Annual Enrollment Period (AEP): A set time each fall when you can make changes to your Medicare plan coverage. It runs from October 15 through December 7 each year.

Benefit period: The way Original Medicare measures your use of hospital and skilled nursing facility (SNF) services.

Brand-name drug: A prescription drug that is made and sold by the pharmaceutical company that researched and developed the drug.

Coinsurance: The percentage of the cost you pay for some covered health care services.

Copay or copayment: A set fee you pay when you visit your doctor or clinic or fill a prescription.

Covered drugs: The prescription drugs your health plan covers.

Covered services: The health care services and supplies your health plan covers.

The amount you pay for health care services before your plan begins to pay.

Extra Help: A Medicare program that helps people with limited income pay for prescription drugs, plan premiums and other health care costs.

Formulary: The list of generic and brand drugs that are covered by this plan.

Generic drug: A prescription drug that acts and works the same as a brand-name drug but often costs less.

Hospital inpatient stay: When your doctor formally admits you to the hospital for skilled medical care.

Initial Enrollment Period (IEP): If you are eligible for Medicare when you turn 65, this is the 7-month period when you can enroll. It includes the 3 months before the month you turn 65, the month you turn 65, and the 3 months after the month you turn 65.

Inpatient care: Services you receive when you are formally admitted to a hospital or skilled nursing facility.

List of covered drugs: This is the list of prescription drugs your health plan covers. It is often called a formulary.

Original Medicare: Both Part A hospital coverage and Part B medical coverage that you get from the federal government. Medicare Advantage plans from private health care companies include both your Part A and Part B coverage, plus extras like vision and dental benefits.

Out-of-pocket cost: Costs you pay for medical services or prescription drugs each year. Medicare Advantage plans place a limit, or maximum, on how much you could pay out of your own pocket each year for Medicare-covered services.

Outpatient care: Medical care you receive at a hospital, clinic or surgery center that does not require an overnight stay.

Plan network: The pharmacies, doctors, hospitals and clinics that are part of your plan, and where you can get care and fill prescriptions. In most cases, you will pay less for care and drugs when you stay in-network.

Premium: The amount you pay for your health plan or prescription drug coverage.

Preventive care: Routine health care that may include screenings and services to help prevent illness, disease or other health problems.

Primary care provider: The doctor you see first for health care. This doctor will also refer you to a specialist when you need one.

Prior authorization: Approval you may need to get from your health plan before you get some services or prescription drugs.

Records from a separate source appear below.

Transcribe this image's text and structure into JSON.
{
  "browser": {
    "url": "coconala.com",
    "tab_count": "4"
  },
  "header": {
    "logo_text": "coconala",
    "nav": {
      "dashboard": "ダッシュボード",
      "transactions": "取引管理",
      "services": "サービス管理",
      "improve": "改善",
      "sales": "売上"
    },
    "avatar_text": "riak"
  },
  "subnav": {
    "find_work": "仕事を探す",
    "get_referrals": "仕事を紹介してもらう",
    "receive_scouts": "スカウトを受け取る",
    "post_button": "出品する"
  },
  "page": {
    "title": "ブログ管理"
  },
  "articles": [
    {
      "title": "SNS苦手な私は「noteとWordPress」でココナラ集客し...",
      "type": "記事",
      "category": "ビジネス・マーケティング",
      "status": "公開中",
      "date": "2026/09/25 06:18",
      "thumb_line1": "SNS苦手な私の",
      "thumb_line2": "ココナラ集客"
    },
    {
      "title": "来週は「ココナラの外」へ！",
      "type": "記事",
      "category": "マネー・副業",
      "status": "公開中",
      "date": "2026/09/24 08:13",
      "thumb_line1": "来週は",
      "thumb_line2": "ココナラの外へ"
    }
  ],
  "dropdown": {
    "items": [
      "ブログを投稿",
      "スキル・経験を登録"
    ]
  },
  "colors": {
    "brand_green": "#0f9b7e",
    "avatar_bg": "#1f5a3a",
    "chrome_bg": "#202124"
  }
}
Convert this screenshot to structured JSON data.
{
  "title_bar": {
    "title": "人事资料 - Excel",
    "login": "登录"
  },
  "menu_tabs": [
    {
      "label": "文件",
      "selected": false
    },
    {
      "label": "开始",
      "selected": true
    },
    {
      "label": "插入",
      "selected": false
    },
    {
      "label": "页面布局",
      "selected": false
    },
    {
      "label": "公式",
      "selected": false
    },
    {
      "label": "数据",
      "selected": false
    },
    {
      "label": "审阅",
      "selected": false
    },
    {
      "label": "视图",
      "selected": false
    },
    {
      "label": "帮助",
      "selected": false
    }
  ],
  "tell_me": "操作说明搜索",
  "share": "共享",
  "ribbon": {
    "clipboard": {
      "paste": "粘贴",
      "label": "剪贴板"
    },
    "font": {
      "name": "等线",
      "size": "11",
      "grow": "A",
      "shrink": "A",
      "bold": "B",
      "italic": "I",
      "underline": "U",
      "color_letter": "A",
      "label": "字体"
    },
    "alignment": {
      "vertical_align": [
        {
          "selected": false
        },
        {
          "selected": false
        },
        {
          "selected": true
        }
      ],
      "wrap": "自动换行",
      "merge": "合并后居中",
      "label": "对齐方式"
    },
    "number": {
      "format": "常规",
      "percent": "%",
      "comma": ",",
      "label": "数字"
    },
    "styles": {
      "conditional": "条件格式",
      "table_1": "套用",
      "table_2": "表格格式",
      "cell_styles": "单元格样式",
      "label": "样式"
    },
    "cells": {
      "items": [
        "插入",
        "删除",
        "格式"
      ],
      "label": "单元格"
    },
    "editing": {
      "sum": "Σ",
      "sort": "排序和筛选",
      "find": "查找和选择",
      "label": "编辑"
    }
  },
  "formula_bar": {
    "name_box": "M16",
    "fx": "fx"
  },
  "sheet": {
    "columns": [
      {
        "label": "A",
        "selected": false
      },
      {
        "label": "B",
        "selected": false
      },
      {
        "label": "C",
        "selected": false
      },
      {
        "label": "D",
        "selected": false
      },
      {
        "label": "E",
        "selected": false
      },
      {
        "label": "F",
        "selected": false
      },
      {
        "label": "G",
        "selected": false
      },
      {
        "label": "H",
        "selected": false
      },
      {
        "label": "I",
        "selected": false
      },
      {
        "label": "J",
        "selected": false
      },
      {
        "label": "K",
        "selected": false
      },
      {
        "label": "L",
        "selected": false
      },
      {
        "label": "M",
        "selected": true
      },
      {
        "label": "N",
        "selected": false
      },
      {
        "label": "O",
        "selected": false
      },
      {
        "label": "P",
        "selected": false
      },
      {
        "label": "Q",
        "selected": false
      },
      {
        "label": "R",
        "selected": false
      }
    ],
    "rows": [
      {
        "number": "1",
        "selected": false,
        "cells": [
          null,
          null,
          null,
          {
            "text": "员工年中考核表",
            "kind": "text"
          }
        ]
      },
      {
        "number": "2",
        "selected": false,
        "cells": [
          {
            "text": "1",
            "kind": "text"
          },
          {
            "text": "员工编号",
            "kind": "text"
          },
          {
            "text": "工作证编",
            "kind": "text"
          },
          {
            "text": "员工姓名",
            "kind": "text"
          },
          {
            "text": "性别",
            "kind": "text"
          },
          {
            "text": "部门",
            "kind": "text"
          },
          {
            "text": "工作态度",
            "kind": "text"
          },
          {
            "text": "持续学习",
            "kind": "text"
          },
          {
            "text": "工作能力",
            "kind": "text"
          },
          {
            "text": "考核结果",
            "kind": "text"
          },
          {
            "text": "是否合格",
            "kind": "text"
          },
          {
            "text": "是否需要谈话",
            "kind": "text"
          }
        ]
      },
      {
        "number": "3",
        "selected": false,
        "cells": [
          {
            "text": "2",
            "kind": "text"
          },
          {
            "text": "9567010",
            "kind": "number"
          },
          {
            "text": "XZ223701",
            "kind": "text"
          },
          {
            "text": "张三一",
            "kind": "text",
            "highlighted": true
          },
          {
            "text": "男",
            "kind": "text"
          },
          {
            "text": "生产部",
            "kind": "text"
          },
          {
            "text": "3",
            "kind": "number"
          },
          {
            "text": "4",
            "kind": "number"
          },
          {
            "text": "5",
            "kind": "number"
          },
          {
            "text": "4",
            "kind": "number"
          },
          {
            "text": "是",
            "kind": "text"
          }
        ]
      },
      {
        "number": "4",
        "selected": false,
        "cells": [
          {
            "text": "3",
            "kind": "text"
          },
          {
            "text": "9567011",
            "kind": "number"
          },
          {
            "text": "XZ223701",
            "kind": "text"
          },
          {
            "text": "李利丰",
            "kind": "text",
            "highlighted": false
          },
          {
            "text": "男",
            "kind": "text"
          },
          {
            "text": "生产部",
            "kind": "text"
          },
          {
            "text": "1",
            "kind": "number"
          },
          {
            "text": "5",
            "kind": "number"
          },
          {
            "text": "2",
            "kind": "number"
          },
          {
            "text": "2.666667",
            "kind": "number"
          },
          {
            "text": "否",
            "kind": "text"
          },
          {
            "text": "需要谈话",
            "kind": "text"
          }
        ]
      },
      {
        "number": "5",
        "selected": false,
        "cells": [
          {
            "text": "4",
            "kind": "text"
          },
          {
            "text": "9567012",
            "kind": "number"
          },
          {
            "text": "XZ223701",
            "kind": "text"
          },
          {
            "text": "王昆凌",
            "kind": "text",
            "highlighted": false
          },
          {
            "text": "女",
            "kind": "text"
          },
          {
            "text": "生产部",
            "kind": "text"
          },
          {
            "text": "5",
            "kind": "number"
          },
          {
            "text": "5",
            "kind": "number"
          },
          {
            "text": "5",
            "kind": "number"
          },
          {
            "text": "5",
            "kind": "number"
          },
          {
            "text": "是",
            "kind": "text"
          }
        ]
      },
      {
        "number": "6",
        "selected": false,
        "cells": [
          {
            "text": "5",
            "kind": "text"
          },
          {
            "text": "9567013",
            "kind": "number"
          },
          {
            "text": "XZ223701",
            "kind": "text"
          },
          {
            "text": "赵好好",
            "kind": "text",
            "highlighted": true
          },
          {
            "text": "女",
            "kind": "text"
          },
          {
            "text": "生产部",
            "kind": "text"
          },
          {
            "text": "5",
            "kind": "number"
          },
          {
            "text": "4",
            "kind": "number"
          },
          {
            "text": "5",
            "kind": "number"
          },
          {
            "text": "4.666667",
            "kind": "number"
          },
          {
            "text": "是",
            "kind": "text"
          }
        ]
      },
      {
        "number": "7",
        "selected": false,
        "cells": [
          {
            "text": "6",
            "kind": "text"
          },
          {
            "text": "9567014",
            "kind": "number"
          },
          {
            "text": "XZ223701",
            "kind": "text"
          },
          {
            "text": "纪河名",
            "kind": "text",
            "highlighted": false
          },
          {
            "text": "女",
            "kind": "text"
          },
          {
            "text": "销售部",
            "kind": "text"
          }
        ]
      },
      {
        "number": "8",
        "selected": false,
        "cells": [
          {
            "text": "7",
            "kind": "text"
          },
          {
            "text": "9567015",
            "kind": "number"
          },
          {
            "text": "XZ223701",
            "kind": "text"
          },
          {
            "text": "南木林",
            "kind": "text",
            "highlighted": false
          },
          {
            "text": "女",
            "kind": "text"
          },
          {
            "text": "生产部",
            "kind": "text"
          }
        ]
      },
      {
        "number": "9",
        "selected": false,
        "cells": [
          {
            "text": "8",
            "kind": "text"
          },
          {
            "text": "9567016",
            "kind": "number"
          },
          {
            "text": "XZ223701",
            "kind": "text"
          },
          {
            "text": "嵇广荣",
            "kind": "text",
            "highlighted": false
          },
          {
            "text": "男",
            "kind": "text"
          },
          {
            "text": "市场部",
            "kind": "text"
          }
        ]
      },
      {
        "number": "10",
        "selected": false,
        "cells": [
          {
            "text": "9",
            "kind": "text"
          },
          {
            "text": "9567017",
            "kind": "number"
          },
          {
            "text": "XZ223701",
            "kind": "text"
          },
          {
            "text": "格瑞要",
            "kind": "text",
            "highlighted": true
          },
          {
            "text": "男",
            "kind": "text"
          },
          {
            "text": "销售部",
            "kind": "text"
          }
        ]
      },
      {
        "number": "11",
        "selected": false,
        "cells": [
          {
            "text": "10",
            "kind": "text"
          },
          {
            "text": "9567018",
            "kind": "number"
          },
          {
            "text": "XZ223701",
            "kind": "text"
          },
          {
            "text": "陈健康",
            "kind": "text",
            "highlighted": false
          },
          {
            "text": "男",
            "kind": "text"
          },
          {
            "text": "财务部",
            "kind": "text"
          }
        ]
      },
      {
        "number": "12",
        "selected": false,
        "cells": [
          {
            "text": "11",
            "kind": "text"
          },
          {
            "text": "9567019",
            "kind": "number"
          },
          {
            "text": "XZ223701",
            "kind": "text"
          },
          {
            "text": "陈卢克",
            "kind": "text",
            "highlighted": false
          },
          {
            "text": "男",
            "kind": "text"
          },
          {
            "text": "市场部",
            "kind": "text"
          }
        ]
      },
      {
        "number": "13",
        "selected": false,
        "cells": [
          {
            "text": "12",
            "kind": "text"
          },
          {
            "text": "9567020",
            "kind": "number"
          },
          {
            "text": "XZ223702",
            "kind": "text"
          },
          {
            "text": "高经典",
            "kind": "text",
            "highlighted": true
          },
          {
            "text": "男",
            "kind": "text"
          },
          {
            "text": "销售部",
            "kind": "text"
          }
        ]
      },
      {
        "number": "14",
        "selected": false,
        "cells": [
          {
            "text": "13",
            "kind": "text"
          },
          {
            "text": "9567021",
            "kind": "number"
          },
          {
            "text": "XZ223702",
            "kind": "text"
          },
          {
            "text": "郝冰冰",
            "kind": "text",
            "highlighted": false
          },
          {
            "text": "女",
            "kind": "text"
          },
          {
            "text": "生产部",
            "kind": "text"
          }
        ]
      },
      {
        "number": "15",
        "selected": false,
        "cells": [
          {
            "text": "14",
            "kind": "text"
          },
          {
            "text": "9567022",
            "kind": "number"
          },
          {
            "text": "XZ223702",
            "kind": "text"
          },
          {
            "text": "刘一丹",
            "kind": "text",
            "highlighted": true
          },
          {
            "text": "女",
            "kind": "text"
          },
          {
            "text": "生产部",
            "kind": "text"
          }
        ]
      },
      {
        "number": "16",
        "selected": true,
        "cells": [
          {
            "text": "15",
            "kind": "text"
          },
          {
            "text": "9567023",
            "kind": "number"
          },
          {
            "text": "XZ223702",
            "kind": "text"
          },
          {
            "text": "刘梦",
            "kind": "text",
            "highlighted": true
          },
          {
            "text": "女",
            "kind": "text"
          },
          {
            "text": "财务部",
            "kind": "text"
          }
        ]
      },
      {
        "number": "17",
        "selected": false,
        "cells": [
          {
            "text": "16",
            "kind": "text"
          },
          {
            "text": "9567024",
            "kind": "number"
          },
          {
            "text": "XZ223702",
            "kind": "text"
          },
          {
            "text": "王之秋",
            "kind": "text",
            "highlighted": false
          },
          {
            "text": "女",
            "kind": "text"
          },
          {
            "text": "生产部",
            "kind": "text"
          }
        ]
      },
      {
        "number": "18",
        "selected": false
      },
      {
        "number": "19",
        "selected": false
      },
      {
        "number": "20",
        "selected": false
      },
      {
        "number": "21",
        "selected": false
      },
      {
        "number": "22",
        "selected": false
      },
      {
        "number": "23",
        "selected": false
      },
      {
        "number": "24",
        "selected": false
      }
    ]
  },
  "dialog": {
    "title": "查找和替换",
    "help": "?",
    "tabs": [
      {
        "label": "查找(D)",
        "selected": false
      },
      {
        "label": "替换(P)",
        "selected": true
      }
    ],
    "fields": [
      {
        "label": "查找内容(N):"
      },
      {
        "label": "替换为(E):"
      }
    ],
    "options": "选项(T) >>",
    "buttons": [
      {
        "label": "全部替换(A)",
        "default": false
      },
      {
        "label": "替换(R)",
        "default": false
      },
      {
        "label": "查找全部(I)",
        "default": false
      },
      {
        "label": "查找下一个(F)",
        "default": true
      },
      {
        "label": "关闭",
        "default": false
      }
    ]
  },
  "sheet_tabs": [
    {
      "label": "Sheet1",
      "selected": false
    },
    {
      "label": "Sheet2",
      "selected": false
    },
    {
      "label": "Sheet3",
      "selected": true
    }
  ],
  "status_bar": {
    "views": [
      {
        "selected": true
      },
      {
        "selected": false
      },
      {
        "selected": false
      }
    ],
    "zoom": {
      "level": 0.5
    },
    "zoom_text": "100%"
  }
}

Skilled Nursing Facility (SNF) care: Care you receive in a nursing home or other facility on a continuous, daily basis. It can include physical therapy and drug injections you get from a nurse.

Specialist: A doctor that has advanced knowledge or training in a certain area of medicine.